THE RECORDS section start
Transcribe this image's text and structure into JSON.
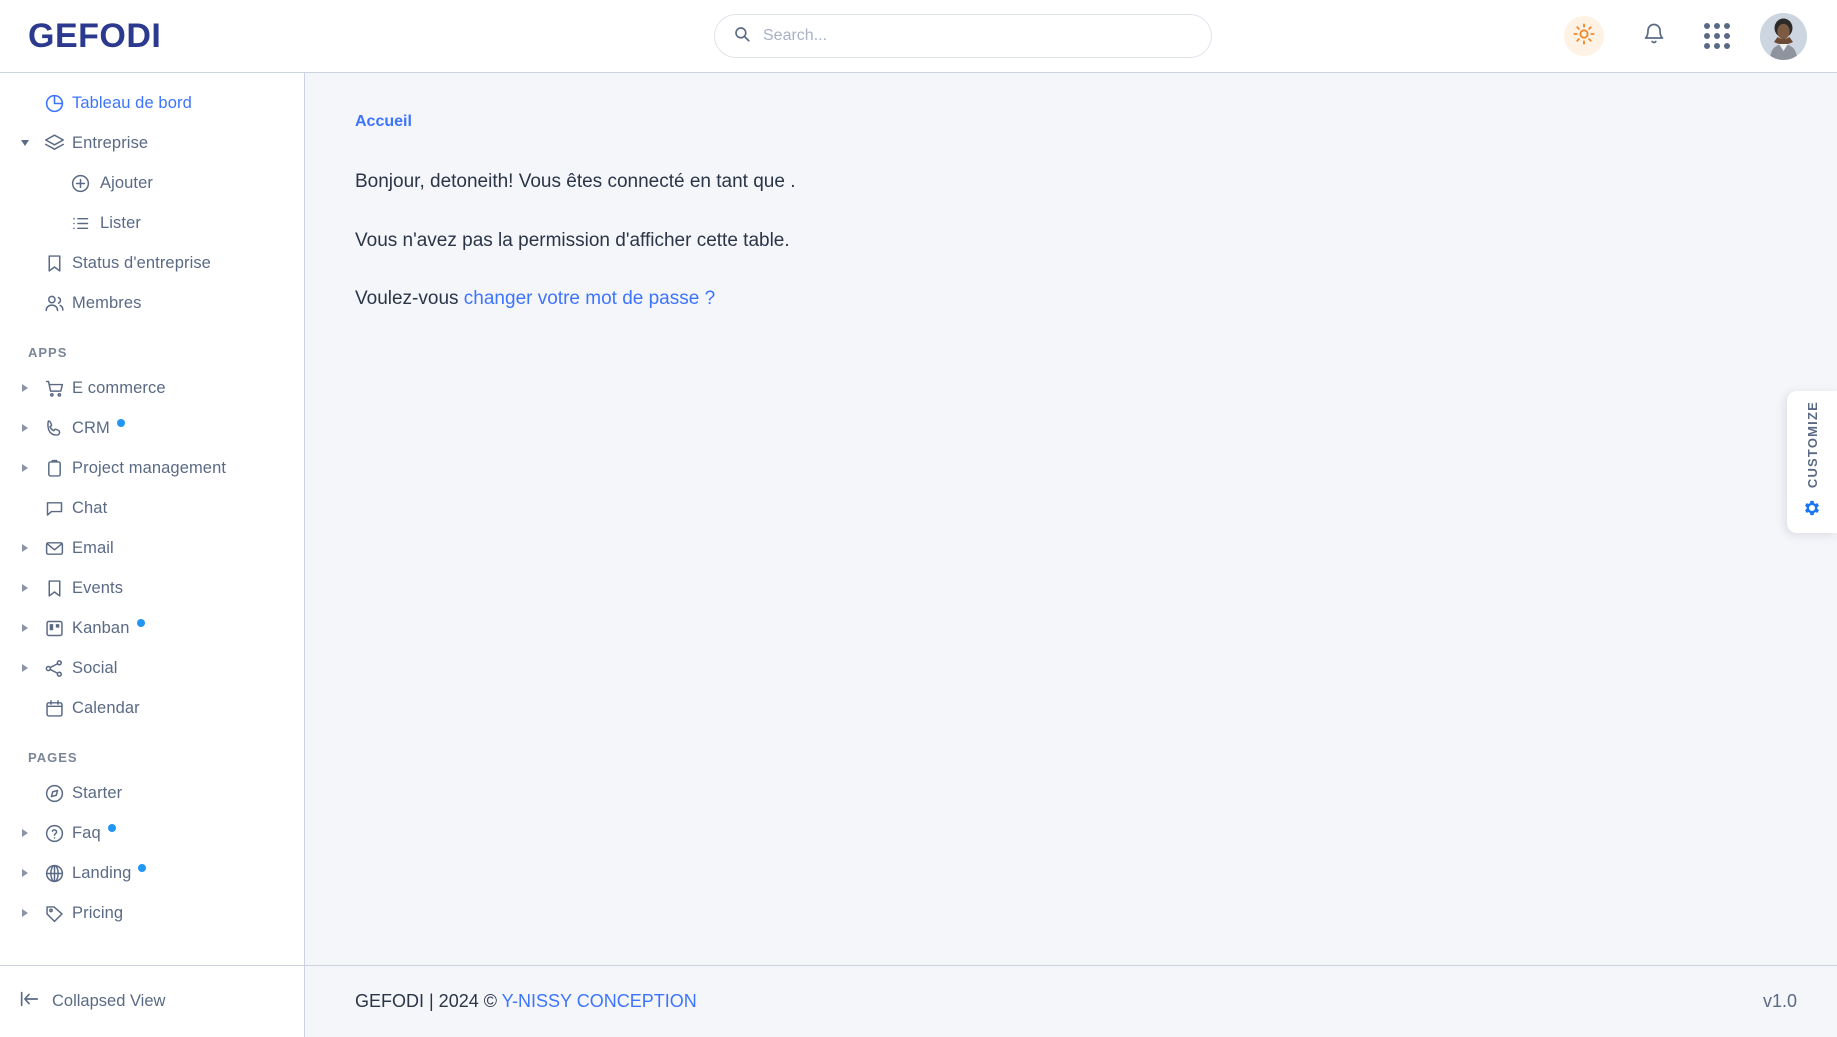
{
  "header": {
    "brand": "GEFODI",
    "search": {
      "placeholder": "Search...",
      "value": "",
      "icon": "search-icon"
    },
    "actions": [
      {
        "name": "theme-toggle-button",
        "icon": "sun-icon",
        "bg": "#fdf2e4",
        "color": "#f0872a"
      },
      {
        "name": "notifications-button",
        "icon": "bell-icon",
        "color": "#5a6a85"
      },
      {
        "name": "apps-grid-button",
        "icon": "apps-grid-icon",
        "color": "#5a6a85"
      },
      {
        "name": "profile-avatar",
        "icon": "avatar-icon"
      }
    ]
  },
  "sidebar": {
    "top_items": [
      {
        "label": "Tableau de bord",
        "icon": "pie-chart-icon",
        "active": true,
        "caret": "none",
        "dot": false,
        "sub": false
      },
      {
        "label": "Entreprise",
        "icon": "layers-icon",
        "active": false,
        "caret": "down",
        "dot": false,
        "sub": false
      },
      {
        "label": "Ajouter",
        "icon": "plus-circle-icon",
        "active": false,
        "caret": "none",
        "dot": false,
        "sub": true
      },
      {
        "label": "Lister",
        "icon": "list-icon",
        "active": false,
        "caret": "none",
        "dot": false,
        "sub": true
      },
      {
        "label": "Status d'entreprise",
        "icon": "bookmark-icon",
        "active": false,
        "caret": "none",
        "dot": false,
        "sub": false
      },
      {
        "label": "Membres",
        "icon": "users-icon",
        "active": false,
        "caret": "none",
        "dot": false,
        "sub": false
      }
    ],
    "apps_section_label": "APPS",
    "apps_items": [
      {
        "label": "E commerce",
        "icon": "shopping-cart-icon",
        "caret": "right",
        "dot": false
      },
      {
        "label": "CRM",
        "icon": "phone-icon",
        "caret": "right",
        "dot": true
      },
      {
        "label": "Project management",
        "icon": "clipboard-icon",
        "caret": "right",
        "dot": false
      },
      {
        "label": "Chat",
        "icon": "chat-bubble-icon",
        "caret": "none",
        "dot": false
      },
      {
        "label": "Email",
        "icon": "mail-icon",
        "caret": "right",
        "dot": false
      },
      {
        "label": "Events",
        "icon": "bookmark-icon",
        "caret": "right",
        "dot": false
      },
      {
        "label": "Kanban",
        "icon": "kanban-board-icon",
        "caret": "right",
        "dot": true
      },
      {
        "label": "Social",
        "icon": "share-icon",
        "caret": "right",
        "dot": false
      },
      {
        "label": "Calendar",
        "icon": "calendar-icon",
        "caret": "none",
        "dot": false
      }
    ],
    "pages_section_label": "PAGES",
    "pages_items": [
      {
        "label": "Starter",
        "icon": "compass-icon",
        "caret": "none",
        "dot": false
      },
      {
        "label": "Faq",
        "icon": "question-circle-icon",
        "caret": "right",
        "dot": true
      },
      {
        "label": "Landing",
        "icon": "globe-icon",
        "caret": "right",
        "dot": true
      },
      {
        "label": "Pricing",
        "icon": "tag-icon",
        "caret": "right",
        "dot": false
      }
    ],
    "collapse": {
      "label": "Collapsed View",
      "icon": "collapse-left-icon"
    }
  },
  "main": {
    "breadcrumb": "Accueil",
    "greeting": "Bonjour, detoneith! Vous êtes connecté en tant que .",
    "permission_message": "Vous n'avez pas la permission d'afficher cette table.",
    "password_prefix": "Voulez-vous ",
    "password_link": "changer votre mot de passe ?"
  },
  "customize": {
    "label": "CUSTOMIZE",
    "icon": "gear-icon",
    "color": "#1976f2"
  },
  "footer": {
    "copyright_prefix": "GEFODI | 2024 © ",
    "company_link": "Y-NISSY CONCEPTION",
    "version": "v1.0"
  },
  "colors": {
    "brand": "#2b3a8f",
    "accent": "#3d74ff",
    "text": "#2a3547",
    "muted": "#5a6a85",
    "content_bg": "#f5f6fa",
    "border": "#ccd2de",
    "badge_dot": "#2196f3"
  }
}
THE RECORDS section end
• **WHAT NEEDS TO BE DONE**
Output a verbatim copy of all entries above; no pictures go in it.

• **EXPECTED OUTPUT**
Transcribe this image's text and structure into JSON.
{
  "header": {
    "brand": "GEFODI",
    "search": {
      "placeholder": "Search...",
      "value": "",
      "icon": "search-icon"
    },
    "actions": [
      {
        "name": "theme-toggle-button",
        "icon": "sun-icon",
        "bg": "#fdf2e4",
        "color": "#f0872a"
      },
      {
        "name": "notifications-button",
        "icon": "bell-icon",
        "color": "#5a6a85"
      },
      {
        "name": "apps-grid-button",
        "icon": "apps-grid-icon",
        "color": "#5a6a85"
      },
      {
        "name": "profile-avatar",
        "icon": "avatar-icon"
      }
    ]
  },
  "sidebar": {
    "top_items": [
      {
        "label": "Tableau de bord",
        "icon": "pie-chart-icon",
        "active": true,
        "caret": "none",
        "dot": false,
        "sub": false
      },
      {
        "label": "Entreprise",
        "icon": "layers-icon",
        "active": false,
        "caret": "down",
        "dot": false,
        "sub": false
      },
      {
        "label": "Ajouter",
        "icon": "plus-circle-icon",
        "active": false,
        "caret": "none",
        "dot": false,
        "sub": true
      },
      {
        "label": "Lister",
        "icon": "list-icon",
        "active": false,
        "caret": "none",
        "dot": false,
        "sub": true
      },
      {
        "label": "Status d'entreprise",
        "icon": "bookmark-icon",
        "active": false,
        "caret": "none",
        "dot": false,
        "sub": false
      },
      {
        "label": "Membres",
        "icon": "users-icon",
        "active": false,
        "caret": "none",
        "dot": false,
        "sub": false
      }
    ],
    "apps_section_label": "APPS",
    "apps_items": [
      {
        "label": "E commerce",
        "icon": "shopping-cart-icon",
        "caret": "right",
        "dot": false
      },
      {
        "label": "CRM",
        "icon": "phone-icon",
        "caret": "right",
        "dot": true
      },
      {
        "label": "Project management",
        "icon": "clipboard-icon",
        "caret": "right",
        "dot": false
      },
      {
        "label": "Chat",
        "icon": "chat-bubble-icon",
        "caret": "none",
        "dot": false
      },
      {
        "label": "Email",
        "icon": "mail-icon",
        "caret": "right",
        "dot": false
      },
      {
        "label": "Events",
        "icon": "bookmark-icon",
        "caret": "right",
        "dot": false
      },
      {
        "label": "Kanban",
        "icon": "kanban-board-icon",
        "caret": "right",
        "dot": true
      },
      {
        "label": "Social",
        "icon": "share-icon",
        "caret": "right",
        "dot": false
      },
      {
        "label": "Calendar",
        "icon": "calendar-icon",
        "caret": "none",
        "dot": false
      }
    ],
    "pages_section_label": "PAGES",
    "pages_items": [
      {
        "label": "Starter",
        "icon": "compass-icon",
        "caret": "none",
        "dot": false
      },
      {
        "label": "Faq",
        "icon": "question-circle-icon",
        "caret": "right",
        "dot": true
      },
      {
        "label": "Landing",
        "icon": "globe-icon",
        "caret": "right",
        "dot": true
      },
      {
        "label": "Pricing",
        "icon": "tag-icon",
        "caret": "right",
        "dot": false
      }
    ],
    "collapse": {
      "label": "Collapsed View",
      "icon": "collapse-left-icon"
    }
  },
  "main": {
    "breadcrumb": "Accueil",
    "greeting": "Bonjour, detoneith! Vous êtes connecté en tant que .",
    "permission_message": "Vous n'avez pas la permission d'afficher cette table.",
    "password_prefix": "Voulez-vous ",
    "password_link": "changer votre mot de passe ?"
  },
  "customize": {
    "label": "CUSTOMIZE",
    "icon": "gear-icon",
    "color": "#1976f2"
  },
  "footer": {
    "copyright_prefix": "GEFODI | 2024 © ",
    "company_link": "Y-NISSY CONCEPTION",
    "version": "v1.0"
  },
  "colors": {
    "brand": "#2b3a8f",
    "accent": "#3d74ff",
    "text": "#2a3547",
    "muted": "#5a6a85",
    "content_bg": "#f5f6fa",
    "border": "#ccd2de",
    "badge_dot": "#2196f3"
  }
}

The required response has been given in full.